----- Given data

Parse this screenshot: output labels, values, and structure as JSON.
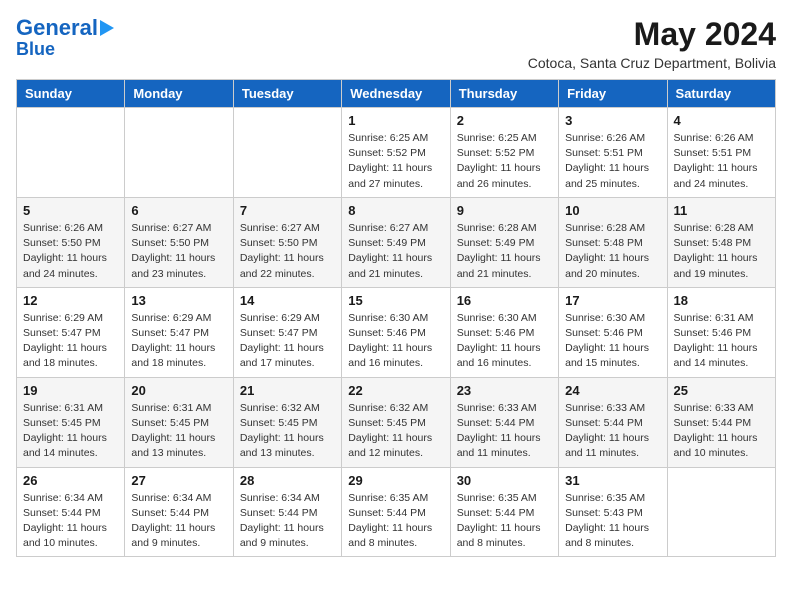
{
  "logo": {
    "line1": "General",
    "line2": "Blue"
  },
  "title": "May 2024",
  "subtitle": "Cotoca, Santa Cruz Department, Bolivia",
  "days_of_week": [
    "Sunday",
    "Monday",
    "Tuesday",
    "Wednesday",
    "Thursday",
    "Friday",
    "Saturday"
  ],
  "weeks": [
    [
      {
        "day": "",
        "info": ""
      },
      {
        "day": "",
        "info": ""
      },
      {
        "day": "",
        "info": ""
      },
      {
        "day": "1",
        "info": "Sunrise: 6:25 AM\nSunset: 5:52 PM\nDaylight: 11 hours and 27 minutes."
      },
      {
        "day": "2",
        "info": "Sunrise: 6:25 AM\nSunset: 5:52 PM\nDaylight: 11 hours and 26 minutes."
      },
      {
        "day": "3",
        "info": "Sunrise: 6:26 AM\nSunset: 5:51 PM\nDaylight: 11 hours and 25 minutes."
      },
      {
        "day": "4",
        "info": "Sunrise: 6:26 AM\nSunset: 5:51 PM\nDaylight: 11 hours and 24 minutes."
      }
    ],
    [
      {
        "day": "5",
        "info": "Sunrise: 6:26 AM\nSunset: 5:50 PM\nDaylight: 11 hours and 24 minutes."
      },
      {
        "day": "6",
        "info": "Sunrise: 6:27 AM\nSunset: 5:50 PM\nDaylight: 11 hours and 23 minutes."
      },
      {
        "day": "7",
        "info": "Sunrise: 6:27 AM\nSunset: 5:50 PM\nDaylight: 11 hours and 22 minutes."
      },
      {
        "day": "8",
        "info": "Sunrise: 6:27 AM\nSunset: 5:49 PM\nDaylight: 11 hours and 21 minutes."
      },
      {
        "day": "9",
        "info": "Sunrise: 6:28 AM\nSunset: 5:49 PM\nDaylight: 11 hours and 21 minutes."
      },
      {
        "day": "10",
        "info": "Sunrise: 6:28 AM\nSunset: 5:48 PM\nDaylight: 11 hours and 20 minutes."
      },
      {
        "day": "11",
        "info": "Sunrise: 6:28 AM\nSunset: 5:48 PM\nDaylight: 11 hours and 19 minutes."
      }
    ],
    [
      {
        "day": "12",
        "info": "Sunrise: 6:29 AM\nSunset: 5:47 PM\nDaylight: 11 hours and 18 minutes."
      },
      {
        "day": "13",
        "info": "Sunrise: 6:29 AM\nSunset: 5:47 PM\nDaylight: 11 hours and 18 minutes."
      },
      {
        "day": "14",
        "info": "Sunrise: 6:29 AM\nSunset: 5:47 PM\nDaylight: 11 hours and 17 minutes."
      },
      {
        "day": "15",
        "info": "Sunrise: 6:30 AM\nSunset: 5:46 PM\nDaylight: 11 hours and 16 minutes."
      },
      {
        "day": "16",
        "info": "Sunrise: 6:30 AM\nSunset: 5:46 PM\nDaylight: 11 hours and 16 minutes."
      },
      {
        "day": "17",
        "info": "Sunrise: 6:30 AM\nSunset: 5:46 PM\nDaylight: 11 hours and 15 minutes."
      },
      {
        "day": "18",
        "info": "Sunrise: 6:31 AM\nSunset: 5:46 PM\nDaylight: 11 hours and 14 minutes."
      }
    ],
    [
      {
        "day": "19",
        "info": "Sunrise: 6:31 AM\nSunset: 5:45 PM\nDaylight: 11 hours and 14 minutes."
      },
      {
        "day": "20",
        "info": "Sunrise: 6:31 AM\nSunset: 5:45 PM\nDaylight: 11 hours and 13 minutes."
      },
      {
        "day": "21",
        "info": "Sunrise: 6:32 AM\nSunset: 5:45 PM\nDaylight: 11 hours and 13 minutes."
      },
      {
        "day": "22",
        "info": "Sunrise: 6:32 AM\nSunset: 5:45 PM\nDaylight: 11 hours and 12 minutes."
      },
      {
        "day": "23",
        "info": "Sunrise: 6:33 AM\nSunset: 5:44 PM\nDaylight: 11 hours and 11 minutes."
      },
      {
        "day": "24",
        "info": "Sunrise: 6:33 AM\nSunset: 5:44 PM\nDaylight: 11 hours and 11 minutes."
      },
      {
        "day": "25",
        "info": "Sunrise: 6:33 AM\nSunset: 5:44 PM\nDaylight: 11 hours and 10 minutes."
      }
    ],
    [
      {
        "day": "26",
        "info": "Sunrise: 6:34 AM\nSunset: 5:44 PM\nDaylight: 11 hours and 10 minutes."
      },
      {
        "day": "27",
        "info": "Sunrise: 6:34 AM\nSunset: 5:44 PM\nDaylight: 11 hours and 9 minutes."
      },
      {
        "day": "28",
        "info": "Sunrise: 6:34 AM\nSunset: 5:44 PM\nDaylight: 11 hours and 9 minutes."
      },
      {
        "day": "29",
        "info": "Sunrise: 6:35 AM\nSunset: 5:44 PM\nDaylight: 11 hours and 8 minutes."
      },
      {
        "day": "30",
        "info": "Sunrise: 6:35 AM\nSunset: 5:44 PM\nDaylight: 11 hours and 8 minutes."
      },
      {
        "day": "31",
        "info": "Sunrise: 6:35 AM\nSunset: 5:43 PM\nDaylight: 11 hours and 8 minutes."
      },
      {
        "day": "",
        "info": ""
      }
    ]
  ]
}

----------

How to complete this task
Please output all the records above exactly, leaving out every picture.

Problem solution
Parse this screenshot: output labels, values, and structure as JSON.
{
  "logo": {
    "line1": "General",
    "line2": "Blue"
  },
  "title": "May 2024",
  "subtitle": "Cotoca, Santa Cruz Department, Bolivia",
  "days_of_week": [
    "Sunday",
    "Monday",
    "Tuesday",
    "Wednesday",
    "Thursday",
    "Friday",
    "Saturday"
  ],
  "weeks": [
    [
      {
        "day": "",
        "info": ""
      },
      {
        "day": "",
        "info": ""
      },
      {
        "day": "",
        "info": ""
      },
      {
        "day": "1",
        "info": "Sunrise: 6:25 AM\nSunset: 5:52 PM\nDaylight: 11 hours and 27 minutes."
      },
      {
        "day": "2",
        "info": "Sunrise: 6:25 AM\nSunset: 5:52 PM\nDaylight: 11 hours and 26 minutes."
      },
      {
        "day": "3",
        "info": "Sunrise: 6:26 AM\nSunset: 5:51 PM\nDaylight: 11 hours and 25 minutes."
      },
      {
        "day": "4",
        "info": "Sunrise: 6:26 AM\nSunset: 5:51 PM\nDaylight: 11 hours and 24 minutes."
      }
    ],
    [
      {
        "day": "5",
        "info": "Sunrise: 6:26 AM\nSunset: 5:50 PM\nDaylight: 11 hours and 24 minutes."
      },
      {
        "day": "6",
        "info": "Sunrise: 6:27 AM\nSunset: 5:50 PM\nDaylight: 11 hours and 23 minutes."
      },
      {
        "day": "7",
        "info": "Sunrise: 6:27 AM\nSunset: 5:50 PM\nDaylight: 11 hours and 22 minutes."
      },
      {
        "day": "8",
        "info": "Sunrise: 6:27 AM\nSunset: 5:49 PM\nDaylight: 11 hours and 21 minutes."
      },
      {
        "day": "9",
        "info": "Sunrise: 6:28 AM\nSunset: 5:49 PM\nDaylight: 11 hours and 21 minutes."
      },
      {
        "day": "10",
        "info": "Sunrise: 6:28 AM\nSunset: 5:48 PM\nDaylight: 11 hours and 20 minutes."
      },
      {
        "day": "11",
        "info": "Sunrise: 6:28 AM\nSunset: 5:48 PM\nDaylight: 11 hours and 19 minutes."
      }
    ],
    [
      {
        "day": "12",
        "info": "Sunrise: 6:29 AM\nSunset: 5:47 PM\nDaylight: 11 hours and 18 minutes."
      },
      {
        "day": "13",
        "info": "Sunrise: 6:29 AM\nSunset: 5:47 PM\nDaylight: 11 hours and 18 minutes."
      },
      {
        "day": "14",
        "info": "Sunrise: 6:29 AM\nSunset: 5:47 PM\nDaylight: 11 hours and 17 minutes."
      },
      {
        "day": "15",
        "info": "Sunrise: 6:30 AM\nSunset: 5:46 PM\nDaylight: 11 hours and 16 minutes."
      },
      {
        "day": "16",
        "info": "Sunrise: 6:30 AM\nSunset: 5:46 PM\nDaylight: 11 hours and 16 minutes."
      },
      {
        "day": "17",
        "info": "Sunrise: 6:30 AM\nSunset: 5:46 PM\nDaylight: 11 hours and 15 minutes."
      },
      {
        "day": "18",
        "info": "Sunrise: 6:31 AM\nSunset: 5:46 PM\nDaylight: 11 hours and 14 minutes."
      }
    ],
    [
      {
        "day": "19",
        "info": "Sunrise: 6:31 AM\nSunset: 5:45 PM\nDaylight: 11 hours and 14 minutes."
      },
      {
        "day": "20",
        "info": "Sunrise: 6:31 AM\nSunset: 5:45 PM\nDaylight: 11 hours and 13 minutes."
      },
      {
        "day": "21",
        "info": "Sunrise: 6:32 AM\nSunset: 5:45 PM\nDaylight: 11 hours and 13 minutes."
      },
      {
        "day": "22",
        "info": "Sunrise: 6:32 AM\nSunset: 5:45 PM\nDaylight: 11 hours and 12 minutes."
      },
      {
        "day": "23",
        "info": "Sunrise: 6:33 AM\nSunset: 5:44 PM\nDaylight: 11 hours and 11 minutes."
      },
      {
        "day": "24",
        "info": "Sunrise: 6:33 AM\nSunset: 5:44 PM\nDaylight: 11 hours and 11 minutes."
      },
      {
        "day": "25",
        "info": "Sunrise: 6:33 AM\nSunset: 5:44 PM\nDaylight: 11 hours and 10 minutes."
      }
    ],
    [
      {
        "day": "26",
        "info": "Sunrise: 6:34 AM\nSunset: 5:44 PM\nDaylight: 11 hours and 10 minutes."
      },
      {
        "day": "27",
        "info": "Sunrise: 6:34 AM\nSunset: 5:44 PM\nDaylight: 11 hours and 9 minutes."
      },
      {
        "day": "28",
        "info": "Sunrise: 6:34 AM\nSunset: 5:44 PM\nDaylight: 11 hours and 9 minutes."
      },
      {
        "day": "29",
        "info": "Sunrise: 6:35 AM\nSunset: 5:44 PM\nDaylight: 11 hours and 8 minutes."
      },
      {
        "day": "30",
        "info": "Sunrise: 6:35 AM\nSunset: 5:44 PM\nDaylight: 11 hours and 8 minutes."
      },
      {
        "day": "31",
        "info": "Sunrise: 6:35 AM\nSunset: 5:43 PM\nDaylight: 11 hours and 8 minutes."
      },
      {
        "day": "",
        "info": ""
      }
    ]
  ]
}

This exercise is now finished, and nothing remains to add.